I wish I wasn’t as stubborn as I am, but I don’t know how to fix that. In reality, I should have stopped going through Kino’s Journey (2017) after watching the second episode. You know, the first one with all the mass killing. I had to give this show a chance, and that didn’t amount to anything. Especially now. Without all those attributes, Kino’s Journey hasn’t actually been Kino’s Journey either. For the past three episodes, Kino has barely an appearance or was not the main vocal point of the story being told. She either was stock in the fog, conveying a story that happened to some other people for some reason, or is MIA. You can’t call this show Kino’s Journey if Kino is hardly in it at any capacity at all. The real title should something along the lines of “Kino and Friends Cause Mass Chaos Through Out the Land”. Um, that might have to be edited and trimmed down. Or maybe just leave it. This is a light novel adaptation too, after all
Whether it’s because my opinion has been biased by a previous adaption or just my surroundings doesn’t matter. I didn’t like this adaption of Kino’s Journey at all. Whether or not a person likes something is up to the individual’s interpretation and this is mine. There just so many things that just continued to go wrong with it and there was something else that I didn’t talk about that was going on as well. Kino’s Journey (2017) was incredibly robotic in its execution. There was almost no nuance to it at all, because a lot of the exposition was done through a robotic manner by a motoradd and never through the people. There wasn’t a lot of exploration in this series that follows around a lone explorer and a talking motorcycle, which means none of this ever felt like a journey of sorts. It’s not about the philosophy or the examination of human nature that the 2003 adaptation is known for that is weighing this series down at all. The writing for this 2017 edition has just been bad all over the place and even the best episodes could not save it. Goodbye Kino 2017. I wish we could have departed on better terms.This was the first series that I reviewed somewhat episodically, so that makes Kino 2017 something special for me. It needed more words then “I am dropping this show”.

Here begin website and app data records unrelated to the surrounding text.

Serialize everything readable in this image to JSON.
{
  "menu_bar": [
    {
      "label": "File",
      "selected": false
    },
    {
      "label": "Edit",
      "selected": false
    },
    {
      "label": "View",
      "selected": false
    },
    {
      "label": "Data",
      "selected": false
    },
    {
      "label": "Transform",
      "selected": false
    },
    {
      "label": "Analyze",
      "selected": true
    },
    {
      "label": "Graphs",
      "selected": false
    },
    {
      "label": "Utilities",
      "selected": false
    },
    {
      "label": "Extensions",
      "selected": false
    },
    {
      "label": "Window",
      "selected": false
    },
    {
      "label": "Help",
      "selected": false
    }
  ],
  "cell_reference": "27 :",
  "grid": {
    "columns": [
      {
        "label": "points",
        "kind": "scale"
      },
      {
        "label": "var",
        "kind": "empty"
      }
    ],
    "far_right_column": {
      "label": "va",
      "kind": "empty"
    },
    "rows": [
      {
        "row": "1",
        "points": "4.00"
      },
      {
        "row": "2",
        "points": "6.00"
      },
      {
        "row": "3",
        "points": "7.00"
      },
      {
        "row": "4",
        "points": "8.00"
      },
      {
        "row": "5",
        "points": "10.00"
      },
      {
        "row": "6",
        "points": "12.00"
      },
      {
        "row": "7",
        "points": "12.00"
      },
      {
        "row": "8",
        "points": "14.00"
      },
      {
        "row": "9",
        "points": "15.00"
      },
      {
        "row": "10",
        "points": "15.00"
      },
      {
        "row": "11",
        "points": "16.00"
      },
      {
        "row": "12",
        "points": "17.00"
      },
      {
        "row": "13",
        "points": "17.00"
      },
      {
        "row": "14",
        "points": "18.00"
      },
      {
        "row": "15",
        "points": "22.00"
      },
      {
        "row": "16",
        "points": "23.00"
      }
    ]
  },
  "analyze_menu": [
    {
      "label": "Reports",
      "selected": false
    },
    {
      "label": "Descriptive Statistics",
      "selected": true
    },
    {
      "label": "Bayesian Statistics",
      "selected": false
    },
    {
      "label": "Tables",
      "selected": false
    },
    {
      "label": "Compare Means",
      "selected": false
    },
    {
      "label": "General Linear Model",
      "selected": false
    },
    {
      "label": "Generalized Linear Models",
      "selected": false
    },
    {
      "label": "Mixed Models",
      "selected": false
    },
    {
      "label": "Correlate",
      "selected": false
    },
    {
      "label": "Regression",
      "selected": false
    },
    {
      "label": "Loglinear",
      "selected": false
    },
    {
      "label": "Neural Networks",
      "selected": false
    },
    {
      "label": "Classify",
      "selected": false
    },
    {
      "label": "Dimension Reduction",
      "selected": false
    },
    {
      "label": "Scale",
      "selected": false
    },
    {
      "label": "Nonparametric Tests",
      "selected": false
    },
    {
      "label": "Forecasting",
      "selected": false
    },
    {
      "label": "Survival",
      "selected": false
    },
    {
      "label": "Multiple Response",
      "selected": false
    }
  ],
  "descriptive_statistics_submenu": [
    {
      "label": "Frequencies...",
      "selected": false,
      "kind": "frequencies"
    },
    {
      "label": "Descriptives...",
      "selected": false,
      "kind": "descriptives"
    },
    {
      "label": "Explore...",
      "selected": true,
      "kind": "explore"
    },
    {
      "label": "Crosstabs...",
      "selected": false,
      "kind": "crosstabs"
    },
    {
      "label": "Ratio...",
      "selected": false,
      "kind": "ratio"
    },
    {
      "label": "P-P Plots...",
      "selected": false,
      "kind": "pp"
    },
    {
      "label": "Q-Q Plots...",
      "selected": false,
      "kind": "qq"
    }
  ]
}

So, what am I going to put in this spot right next? I’m thinking about writing Girl’s Last Tour episodic reviews or just not writing episodic reviews at all. It is almost the end of another year in anime, so maybe I will fill that spot by listing favorites. Girl’s Last Tour is episodic in nature and doesn’t require too many things to catch up to what is going on. I’ll think about this for a little bit, but I’m happy either way right now. More content will appear anyway. Thank you all for reading this.